Could you return every line of the records below that contains the word "Deluxe"?

[Data entries]
+-------+
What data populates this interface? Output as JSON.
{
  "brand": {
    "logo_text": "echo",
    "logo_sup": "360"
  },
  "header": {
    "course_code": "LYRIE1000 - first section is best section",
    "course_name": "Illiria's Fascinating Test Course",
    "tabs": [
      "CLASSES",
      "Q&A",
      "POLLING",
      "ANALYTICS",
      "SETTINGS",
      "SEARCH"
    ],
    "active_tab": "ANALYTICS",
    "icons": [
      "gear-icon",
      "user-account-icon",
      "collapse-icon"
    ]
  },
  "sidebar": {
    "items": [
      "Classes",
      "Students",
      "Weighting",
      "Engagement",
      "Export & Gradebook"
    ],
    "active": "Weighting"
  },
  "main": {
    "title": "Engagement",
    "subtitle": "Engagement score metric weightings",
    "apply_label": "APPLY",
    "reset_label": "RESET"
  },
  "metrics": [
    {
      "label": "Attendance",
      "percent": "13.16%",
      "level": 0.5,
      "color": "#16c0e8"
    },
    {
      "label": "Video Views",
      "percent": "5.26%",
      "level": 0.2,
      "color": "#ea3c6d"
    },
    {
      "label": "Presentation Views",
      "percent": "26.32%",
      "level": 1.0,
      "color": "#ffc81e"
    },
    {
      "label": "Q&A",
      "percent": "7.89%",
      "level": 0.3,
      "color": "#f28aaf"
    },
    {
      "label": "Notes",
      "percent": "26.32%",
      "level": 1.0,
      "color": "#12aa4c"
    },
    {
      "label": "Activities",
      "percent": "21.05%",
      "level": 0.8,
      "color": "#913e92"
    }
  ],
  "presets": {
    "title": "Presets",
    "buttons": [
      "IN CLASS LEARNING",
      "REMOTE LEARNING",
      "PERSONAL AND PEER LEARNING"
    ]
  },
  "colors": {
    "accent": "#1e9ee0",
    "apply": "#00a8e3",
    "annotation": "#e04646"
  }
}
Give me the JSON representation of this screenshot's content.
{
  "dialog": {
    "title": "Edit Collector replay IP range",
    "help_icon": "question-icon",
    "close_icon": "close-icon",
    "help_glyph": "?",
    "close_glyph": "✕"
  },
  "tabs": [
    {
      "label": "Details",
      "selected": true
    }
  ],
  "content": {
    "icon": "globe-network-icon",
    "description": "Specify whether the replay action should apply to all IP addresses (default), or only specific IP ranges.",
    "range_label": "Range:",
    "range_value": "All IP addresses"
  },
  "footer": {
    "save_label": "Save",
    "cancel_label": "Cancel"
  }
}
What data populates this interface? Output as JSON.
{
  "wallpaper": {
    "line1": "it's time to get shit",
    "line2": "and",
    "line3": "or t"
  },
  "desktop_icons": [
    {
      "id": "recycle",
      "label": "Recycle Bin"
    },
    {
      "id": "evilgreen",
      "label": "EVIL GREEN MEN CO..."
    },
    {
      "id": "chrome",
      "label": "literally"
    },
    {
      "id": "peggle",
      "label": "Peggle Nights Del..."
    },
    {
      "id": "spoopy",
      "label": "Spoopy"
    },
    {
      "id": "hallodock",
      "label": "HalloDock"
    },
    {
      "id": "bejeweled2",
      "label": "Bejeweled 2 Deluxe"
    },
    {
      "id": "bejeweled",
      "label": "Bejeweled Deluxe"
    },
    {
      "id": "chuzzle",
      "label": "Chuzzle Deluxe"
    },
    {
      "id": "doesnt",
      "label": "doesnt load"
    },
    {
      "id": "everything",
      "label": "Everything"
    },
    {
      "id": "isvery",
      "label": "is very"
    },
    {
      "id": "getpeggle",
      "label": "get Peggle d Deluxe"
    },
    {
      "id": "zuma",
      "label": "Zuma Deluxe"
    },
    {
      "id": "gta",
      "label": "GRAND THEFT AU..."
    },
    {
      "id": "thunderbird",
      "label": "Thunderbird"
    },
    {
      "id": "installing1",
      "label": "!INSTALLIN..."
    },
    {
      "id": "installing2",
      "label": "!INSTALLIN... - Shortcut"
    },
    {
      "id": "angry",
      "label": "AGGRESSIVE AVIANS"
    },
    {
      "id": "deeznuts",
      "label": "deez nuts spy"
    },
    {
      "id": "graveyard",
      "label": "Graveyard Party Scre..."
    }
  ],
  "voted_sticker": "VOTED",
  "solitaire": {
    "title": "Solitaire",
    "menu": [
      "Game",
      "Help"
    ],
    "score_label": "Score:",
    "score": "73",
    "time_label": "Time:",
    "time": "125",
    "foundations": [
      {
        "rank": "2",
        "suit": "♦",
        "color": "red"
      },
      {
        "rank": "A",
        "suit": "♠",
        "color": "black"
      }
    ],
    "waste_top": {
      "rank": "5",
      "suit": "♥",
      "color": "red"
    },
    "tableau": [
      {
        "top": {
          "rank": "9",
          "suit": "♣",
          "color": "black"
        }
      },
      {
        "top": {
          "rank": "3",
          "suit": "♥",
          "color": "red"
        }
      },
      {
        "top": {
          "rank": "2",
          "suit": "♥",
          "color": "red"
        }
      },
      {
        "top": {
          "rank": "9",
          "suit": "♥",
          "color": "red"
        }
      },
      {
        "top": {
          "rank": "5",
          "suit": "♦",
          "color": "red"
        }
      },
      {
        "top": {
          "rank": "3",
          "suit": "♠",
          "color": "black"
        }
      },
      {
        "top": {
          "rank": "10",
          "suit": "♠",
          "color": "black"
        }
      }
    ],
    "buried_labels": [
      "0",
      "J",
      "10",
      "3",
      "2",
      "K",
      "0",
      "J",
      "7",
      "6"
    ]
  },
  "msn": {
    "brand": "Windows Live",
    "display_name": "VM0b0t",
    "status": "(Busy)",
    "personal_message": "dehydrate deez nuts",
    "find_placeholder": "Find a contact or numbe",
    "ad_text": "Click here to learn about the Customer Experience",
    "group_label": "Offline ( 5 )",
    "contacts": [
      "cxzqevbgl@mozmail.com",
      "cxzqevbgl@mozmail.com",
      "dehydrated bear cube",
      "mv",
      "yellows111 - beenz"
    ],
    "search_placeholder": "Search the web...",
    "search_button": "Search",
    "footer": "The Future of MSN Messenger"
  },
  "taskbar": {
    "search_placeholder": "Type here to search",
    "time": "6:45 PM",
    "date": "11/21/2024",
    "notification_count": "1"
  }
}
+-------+
Problem solution:
      "label": "Bejeweled 2 Deluxe"
      "label": "Bejeweled Deluxe"
      "label": "Chuzzle Deluxe"
      "label": "get Peggle d Deluxe"
      "label": "Zuma Deluxe"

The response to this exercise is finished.